The frog is a “highly dynamic” structure that changes in response to terrain and other hoof demands, Taylor said. A frog’s width should be approximately 50 to 60% of its length, and the portion closest to its apex (point) should be substantial enough to touch the ground when the horse is bearing weight.

“If this portion of the frog does not engage the ground, fibrocartilage in the (rear) of the foot is hypothesized to develop poorly or atrophy, contributing to a weak heel,” she said.

A healthy frog has a shallow central sulcus, wide enough for a ring or index finger to fit, Taylor said. A common frog defect is a contracted (too narrow) central sulcus, which creates an anaerobic (lacking oxygen) environment ideal for thrush development. The central sulcus will remain contracted until the thrush resolves.

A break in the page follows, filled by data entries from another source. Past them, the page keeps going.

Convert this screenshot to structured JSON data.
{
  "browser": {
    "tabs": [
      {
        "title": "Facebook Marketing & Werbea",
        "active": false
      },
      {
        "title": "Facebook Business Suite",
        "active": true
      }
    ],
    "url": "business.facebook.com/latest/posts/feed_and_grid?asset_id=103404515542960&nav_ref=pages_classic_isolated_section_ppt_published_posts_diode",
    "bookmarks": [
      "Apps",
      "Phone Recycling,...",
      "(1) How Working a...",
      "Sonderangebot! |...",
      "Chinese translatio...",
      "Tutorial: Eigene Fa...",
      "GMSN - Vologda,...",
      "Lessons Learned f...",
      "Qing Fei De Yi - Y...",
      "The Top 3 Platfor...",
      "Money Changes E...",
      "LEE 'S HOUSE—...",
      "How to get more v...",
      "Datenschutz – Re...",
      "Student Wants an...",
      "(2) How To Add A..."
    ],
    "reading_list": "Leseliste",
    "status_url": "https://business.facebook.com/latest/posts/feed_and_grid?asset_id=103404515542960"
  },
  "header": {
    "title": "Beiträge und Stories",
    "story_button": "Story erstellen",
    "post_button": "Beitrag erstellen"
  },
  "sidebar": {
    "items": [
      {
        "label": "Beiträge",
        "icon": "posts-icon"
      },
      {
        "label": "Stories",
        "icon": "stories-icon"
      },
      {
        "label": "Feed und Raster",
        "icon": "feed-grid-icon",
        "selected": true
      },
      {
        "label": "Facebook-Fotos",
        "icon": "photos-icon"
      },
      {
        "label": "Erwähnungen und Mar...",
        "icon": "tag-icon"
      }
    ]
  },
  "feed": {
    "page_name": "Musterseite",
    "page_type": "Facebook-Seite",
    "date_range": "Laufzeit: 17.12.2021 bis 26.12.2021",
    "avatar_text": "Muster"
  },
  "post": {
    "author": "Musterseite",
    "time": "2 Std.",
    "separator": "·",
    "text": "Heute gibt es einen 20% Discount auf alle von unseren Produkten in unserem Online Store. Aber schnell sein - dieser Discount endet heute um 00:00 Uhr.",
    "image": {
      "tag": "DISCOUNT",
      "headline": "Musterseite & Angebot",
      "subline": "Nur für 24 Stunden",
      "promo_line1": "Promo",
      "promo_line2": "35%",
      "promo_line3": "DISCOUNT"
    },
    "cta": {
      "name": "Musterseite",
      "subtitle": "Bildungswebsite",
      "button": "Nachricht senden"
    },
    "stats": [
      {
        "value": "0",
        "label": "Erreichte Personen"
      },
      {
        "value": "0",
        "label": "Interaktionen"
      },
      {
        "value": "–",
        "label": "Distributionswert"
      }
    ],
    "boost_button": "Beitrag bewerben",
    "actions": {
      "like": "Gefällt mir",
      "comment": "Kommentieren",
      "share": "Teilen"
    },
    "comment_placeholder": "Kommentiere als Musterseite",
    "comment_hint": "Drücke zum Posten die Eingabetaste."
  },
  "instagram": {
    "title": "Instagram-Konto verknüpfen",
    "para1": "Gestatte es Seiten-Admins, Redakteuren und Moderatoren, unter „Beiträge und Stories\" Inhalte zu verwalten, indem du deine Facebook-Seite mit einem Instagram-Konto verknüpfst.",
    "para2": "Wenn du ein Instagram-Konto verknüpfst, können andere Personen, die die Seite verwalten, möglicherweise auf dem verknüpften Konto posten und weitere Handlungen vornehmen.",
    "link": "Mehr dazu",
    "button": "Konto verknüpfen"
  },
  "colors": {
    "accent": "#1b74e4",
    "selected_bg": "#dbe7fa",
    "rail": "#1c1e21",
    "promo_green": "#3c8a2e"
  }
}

“When thrush gets in there, the horse may try to avoid using the back of his foot,” she said, creating a mechanical situation that can predispose the foot to lameness.